Wage setting is commonly modelled as the outcome of a rational process by informed actors. Even when allowing for imperfections, such as bargaining or asymmetric information models, the decision-making process is assumed to be objective and precise. This allows a range of labour market behaviours, from job search to executive pay, to be modelled and analysed with clear predictions and policy implications.
This paper proposes that there is little evidence to support this characterisation. Theoretically, the assumptions required for rational decision-making are so restrictive as to make such models of limited value. Empirically, there appears to be very little relationship between earnings and productivity; there are however clear indications that social influences, personal responses and institutional factors play a key role in wage setting.
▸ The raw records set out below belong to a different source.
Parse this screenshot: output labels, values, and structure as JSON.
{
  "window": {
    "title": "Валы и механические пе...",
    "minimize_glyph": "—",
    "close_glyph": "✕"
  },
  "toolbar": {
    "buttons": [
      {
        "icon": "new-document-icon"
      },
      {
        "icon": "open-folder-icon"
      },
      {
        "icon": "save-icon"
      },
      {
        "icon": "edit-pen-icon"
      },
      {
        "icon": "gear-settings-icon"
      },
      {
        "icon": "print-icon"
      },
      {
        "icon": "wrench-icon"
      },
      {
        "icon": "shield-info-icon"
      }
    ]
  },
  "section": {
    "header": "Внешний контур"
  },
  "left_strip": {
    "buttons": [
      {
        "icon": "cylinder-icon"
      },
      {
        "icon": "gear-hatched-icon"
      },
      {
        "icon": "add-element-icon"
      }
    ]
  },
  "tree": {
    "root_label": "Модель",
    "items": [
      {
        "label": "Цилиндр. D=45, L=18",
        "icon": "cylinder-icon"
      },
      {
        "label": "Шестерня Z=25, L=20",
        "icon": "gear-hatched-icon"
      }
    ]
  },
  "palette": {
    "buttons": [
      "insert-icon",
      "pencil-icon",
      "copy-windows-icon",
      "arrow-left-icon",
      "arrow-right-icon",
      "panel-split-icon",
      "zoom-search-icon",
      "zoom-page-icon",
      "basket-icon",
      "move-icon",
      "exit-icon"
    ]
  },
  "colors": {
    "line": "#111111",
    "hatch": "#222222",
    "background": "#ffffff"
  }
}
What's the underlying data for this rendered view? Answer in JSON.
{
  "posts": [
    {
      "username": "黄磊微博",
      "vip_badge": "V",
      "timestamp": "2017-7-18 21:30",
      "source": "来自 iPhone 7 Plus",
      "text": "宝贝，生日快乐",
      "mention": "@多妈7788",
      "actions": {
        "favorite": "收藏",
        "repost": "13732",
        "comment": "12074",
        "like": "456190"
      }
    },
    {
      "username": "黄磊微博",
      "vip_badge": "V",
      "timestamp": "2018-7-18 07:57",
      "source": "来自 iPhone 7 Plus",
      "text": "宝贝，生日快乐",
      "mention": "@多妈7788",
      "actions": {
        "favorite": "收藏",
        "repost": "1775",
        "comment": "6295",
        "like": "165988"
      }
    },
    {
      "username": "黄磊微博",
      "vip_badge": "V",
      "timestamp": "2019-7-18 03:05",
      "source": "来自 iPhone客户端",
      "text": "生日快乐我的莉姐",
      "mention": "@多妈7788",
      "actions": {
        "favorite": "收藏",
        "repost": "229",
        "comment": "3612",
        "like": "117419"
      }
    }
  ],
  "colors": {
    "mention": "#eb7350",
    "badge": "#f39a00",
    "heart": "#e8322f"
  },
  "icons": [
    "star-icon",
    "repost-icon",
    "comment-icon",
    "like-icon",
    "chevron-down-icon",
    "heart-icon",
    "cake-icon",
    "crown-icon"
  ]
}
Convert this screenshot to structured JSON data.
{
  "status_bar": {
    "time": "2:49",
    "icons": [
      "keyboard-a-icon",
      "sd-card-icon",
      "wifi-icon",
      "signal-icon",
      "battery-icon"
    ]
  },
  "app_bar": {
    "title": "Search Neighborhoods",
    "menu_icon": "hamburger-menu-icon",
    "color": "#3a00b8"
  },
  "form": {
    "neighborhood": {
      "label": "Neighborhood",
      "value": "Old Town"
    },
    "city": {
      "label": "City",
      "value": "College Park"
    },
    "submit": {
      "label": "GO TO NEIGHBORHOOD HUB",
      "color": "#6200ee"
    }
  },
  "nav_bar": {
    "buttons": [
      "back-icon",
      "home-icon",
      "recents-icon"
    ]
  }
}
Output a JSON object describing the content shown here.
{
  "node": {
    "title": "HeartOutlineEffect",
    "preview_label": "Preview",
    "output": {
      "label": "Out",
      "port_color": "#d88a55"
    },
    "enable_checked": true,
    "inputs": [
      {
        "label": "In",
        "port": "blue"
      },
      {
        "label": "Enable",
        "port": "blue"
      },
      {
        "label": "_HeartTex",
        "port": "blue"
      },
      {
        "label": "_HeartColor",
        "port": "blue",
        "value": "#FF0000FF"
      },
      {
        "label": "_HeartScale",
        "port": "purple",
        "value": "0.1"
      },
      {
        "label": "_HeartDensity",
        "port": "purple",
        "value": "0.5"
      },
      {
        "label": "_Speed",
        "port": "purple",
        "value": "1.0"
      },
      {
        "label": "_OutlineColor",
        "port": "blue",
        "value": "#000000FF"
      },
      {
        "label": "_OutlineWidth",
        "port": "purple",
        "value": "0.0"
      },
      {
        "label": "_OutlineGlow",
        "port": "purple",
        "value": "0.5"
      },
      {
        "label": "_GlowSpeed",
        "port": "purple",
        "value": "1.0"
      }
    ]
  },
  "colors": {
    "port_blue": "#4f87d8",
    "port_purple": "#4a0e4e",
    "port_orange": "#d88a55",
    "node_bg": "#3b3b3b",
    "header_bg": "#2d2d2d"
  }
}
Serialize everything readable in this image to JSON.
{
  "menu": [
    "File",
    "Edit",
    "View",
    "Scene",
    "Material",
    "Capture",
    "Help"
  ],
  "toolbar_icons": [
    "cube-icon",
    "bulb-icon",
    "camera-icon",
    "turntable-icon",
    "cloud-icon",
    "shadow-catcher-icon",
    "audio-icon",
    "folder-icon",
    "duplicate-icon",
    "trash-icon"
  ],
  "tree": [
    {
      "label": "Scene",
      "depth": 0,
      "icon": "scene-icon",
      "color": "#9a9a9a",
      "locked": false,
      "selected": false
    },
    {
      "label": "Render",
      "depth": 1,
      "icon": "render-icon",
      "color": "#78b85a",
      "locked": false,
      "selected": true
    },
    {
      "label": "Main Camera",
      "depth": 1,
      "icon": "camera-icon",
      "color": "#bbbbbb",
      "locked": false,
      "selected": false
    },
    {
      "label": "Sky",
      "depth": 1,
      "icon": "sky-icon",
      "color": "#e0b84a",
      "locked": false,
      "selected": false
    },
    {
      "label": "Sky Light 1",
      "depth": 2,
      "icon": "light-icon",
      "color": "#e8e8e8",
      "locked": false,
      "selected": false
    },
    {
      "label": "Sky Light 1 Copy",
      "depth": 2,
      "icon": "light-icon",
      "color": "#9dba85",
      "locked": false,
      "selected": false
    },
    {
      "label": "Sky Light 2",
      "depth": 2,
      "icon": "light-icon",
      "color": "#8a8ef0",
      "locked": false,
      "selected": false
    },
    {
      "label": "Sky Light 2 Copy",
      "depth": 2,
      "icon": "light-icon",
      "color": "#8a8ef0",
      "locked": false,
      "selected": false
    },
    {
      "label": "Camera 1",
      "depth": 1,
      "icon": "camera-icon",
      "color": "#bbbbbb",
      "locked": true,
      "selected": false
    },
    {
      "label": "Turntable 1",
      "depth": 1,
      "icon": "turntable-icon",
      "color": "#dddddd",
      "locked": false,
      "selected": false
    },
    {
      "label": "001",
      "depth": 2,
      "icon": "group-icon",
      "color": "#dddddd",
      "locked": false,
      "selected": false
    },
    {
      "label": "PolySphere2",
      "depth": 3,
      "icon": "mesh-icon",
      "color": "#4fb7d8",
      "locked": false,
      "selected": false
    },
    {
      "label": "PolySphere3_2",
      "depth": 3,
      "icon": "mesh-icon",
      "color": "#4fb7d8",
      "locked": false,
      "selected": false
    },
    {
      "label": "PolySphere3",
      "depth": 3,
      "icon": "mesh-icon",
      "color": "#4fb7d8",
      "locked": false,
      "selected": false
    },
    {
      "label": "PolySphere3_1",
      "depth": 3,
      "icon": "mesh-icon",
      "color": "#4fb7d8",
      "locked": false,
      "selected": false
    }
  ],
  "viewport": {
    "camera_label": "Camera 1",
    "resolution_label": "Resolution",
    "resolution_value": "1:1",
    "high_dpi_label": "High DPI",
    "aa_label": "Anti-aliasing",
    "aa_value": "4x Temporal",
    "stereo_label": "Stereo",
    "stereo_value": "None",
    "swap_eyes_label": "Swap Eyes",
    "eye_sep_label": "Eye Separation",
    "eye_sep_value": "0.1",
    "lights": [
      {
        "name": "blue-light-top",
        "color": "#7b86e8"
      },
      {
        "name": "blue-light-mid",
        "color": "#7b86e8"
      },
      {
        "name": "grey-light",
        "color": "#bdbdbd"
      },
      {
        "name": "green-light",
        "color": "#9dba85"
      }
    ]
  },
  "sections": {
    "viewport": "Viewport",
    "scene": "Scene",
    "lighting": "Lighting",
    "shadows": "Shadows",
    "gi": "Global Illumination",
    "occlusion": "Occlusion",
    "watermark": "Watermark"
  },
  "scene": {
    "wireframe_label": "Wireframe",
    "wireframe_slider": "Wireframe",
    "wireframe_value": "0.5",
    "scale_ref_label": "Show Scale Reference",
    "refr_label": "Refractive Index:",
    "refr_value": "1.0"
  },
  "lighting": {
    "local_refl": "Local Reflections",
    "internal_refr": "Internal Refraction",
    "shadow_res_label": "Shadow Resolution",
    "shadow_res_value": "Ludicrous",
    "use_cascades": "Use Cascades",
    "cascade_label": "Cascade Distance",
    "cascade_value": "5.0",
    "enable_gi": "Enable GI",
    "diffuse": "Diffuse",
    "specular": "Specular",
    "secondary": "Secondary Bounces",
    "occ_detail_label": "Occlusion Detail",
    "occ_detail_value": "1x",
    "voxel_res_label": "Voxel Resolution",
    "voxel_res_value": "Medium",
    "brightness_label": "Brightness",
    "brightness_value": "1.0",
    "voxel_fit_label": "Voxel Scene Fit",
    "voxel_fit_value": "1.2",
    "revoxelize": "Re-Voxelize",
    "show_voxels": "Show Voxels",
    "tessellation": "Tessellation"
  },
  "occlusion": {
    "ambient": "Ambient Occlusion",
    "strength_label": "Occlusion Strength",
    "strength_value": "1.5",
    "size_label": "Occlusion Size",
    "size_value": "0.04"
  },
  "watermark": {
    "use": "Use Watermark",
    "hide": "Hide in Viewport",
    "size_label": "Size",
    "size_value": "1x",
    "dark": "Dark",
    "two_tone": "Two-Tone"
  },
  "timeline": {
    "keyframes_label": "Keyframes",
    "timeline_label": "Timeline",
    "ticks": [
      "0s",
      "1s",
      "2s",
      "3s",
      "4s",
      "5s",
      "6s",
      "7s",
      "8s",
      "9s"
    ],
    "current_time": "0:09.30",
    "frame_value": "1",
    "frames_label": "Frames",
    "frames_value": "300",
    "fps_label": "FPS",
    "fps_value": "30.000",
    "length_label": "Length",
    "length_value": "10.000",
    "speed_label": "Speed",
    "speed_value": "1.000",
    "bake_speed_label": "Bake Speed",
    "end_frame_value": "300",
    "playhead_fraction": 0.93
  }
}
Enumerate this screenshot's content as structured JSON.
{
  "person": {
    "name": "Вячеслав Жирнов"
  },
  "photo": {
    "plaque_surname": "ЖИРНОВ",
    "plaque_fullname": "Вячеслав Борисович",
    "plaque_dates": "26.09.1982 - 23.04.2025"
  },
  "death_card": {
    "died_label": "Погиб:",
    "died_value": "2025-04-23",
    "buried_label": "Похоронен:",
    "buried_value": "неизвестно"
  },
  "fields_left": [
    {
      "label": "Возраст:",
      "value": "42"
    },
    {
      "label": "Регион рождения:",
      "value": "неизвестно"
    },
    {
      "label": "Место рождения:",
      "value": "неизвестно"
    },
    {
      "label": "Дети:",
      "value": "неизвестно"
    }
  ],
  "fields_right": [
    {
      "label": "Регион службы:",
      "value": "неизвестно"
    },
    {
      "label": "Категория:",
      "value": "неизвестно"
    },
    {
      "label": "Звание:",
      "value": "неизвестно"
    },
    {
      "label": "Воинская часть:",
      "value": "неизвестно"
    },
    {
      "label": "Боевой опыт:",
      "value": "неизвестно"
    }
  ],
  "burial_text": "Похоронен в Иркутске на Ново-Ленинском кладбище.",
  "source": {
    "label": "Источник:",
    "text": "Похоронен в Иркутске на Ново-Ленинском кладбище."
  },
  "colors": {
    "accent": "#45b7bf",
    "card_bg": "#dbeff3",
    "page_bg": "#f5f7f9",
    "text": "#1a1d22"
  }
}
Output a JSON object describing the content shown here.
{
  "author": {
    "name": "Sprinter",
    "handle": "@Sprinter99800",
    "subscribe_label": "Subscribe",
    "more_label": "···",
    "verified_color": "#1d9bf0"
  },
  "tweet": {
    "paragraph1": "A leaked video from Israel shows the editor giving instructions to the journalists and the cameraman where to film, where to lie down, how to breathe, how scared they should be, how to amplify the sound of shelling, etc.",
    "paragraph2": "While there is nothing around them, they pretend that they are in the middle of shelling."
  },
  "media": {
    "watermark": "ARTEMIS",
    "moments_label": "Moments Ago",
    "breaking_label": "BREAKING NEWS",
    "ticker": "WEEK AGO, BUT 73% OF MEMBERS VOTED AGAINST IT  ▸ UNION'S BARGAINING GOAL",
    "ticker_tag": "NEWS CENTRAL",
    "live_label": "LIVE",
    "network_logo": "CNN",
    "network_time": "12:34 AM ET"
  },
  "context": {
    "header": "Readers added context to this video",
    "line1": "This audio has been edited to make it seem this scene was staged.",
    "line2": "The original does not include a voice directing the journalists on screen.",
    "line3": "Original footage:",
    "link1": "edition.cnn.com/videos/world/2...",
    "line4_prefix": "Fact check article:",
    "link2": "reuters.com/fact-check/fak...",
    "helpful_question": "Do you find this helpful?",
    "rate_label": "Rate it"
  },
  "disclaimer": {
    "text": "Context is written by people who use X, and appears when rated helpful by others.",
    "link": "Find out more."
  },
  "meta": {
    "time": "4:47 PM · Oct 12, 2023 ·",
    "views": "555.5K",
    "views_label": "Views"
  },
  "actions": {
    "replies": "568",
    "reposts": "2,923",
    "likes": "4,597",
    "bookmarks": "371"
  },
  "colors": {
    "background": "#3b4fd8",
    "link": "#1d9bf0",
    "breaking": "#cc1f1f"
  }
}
In short, human beings act like humans, producing wage distributions that are demonstrably different from predictions of more neoclassical models.
Using the example of earnings near minimum wages, the paper demonstrates that social norms, satisficing activities and ad hoc decision-making are essential components in any model of wages. Building more relativistic models can help to provide a deeper understanding of labour market behaviour.
To RSVP and for Seminar Enquiries:
Email: l.pieri [at] niesr.ac.uk
Tel: 020 7654 1931
Speaker: Felix Ritchie, Bristol Business School, University of the West of England, Bristol
Date: Wednesday 28nd January 2015
Time: 12.00pm-1.15pm, followed by a light lunch
Venue: NIESR, 2 Dean Trench St, Smith Square, London SW1P 3HE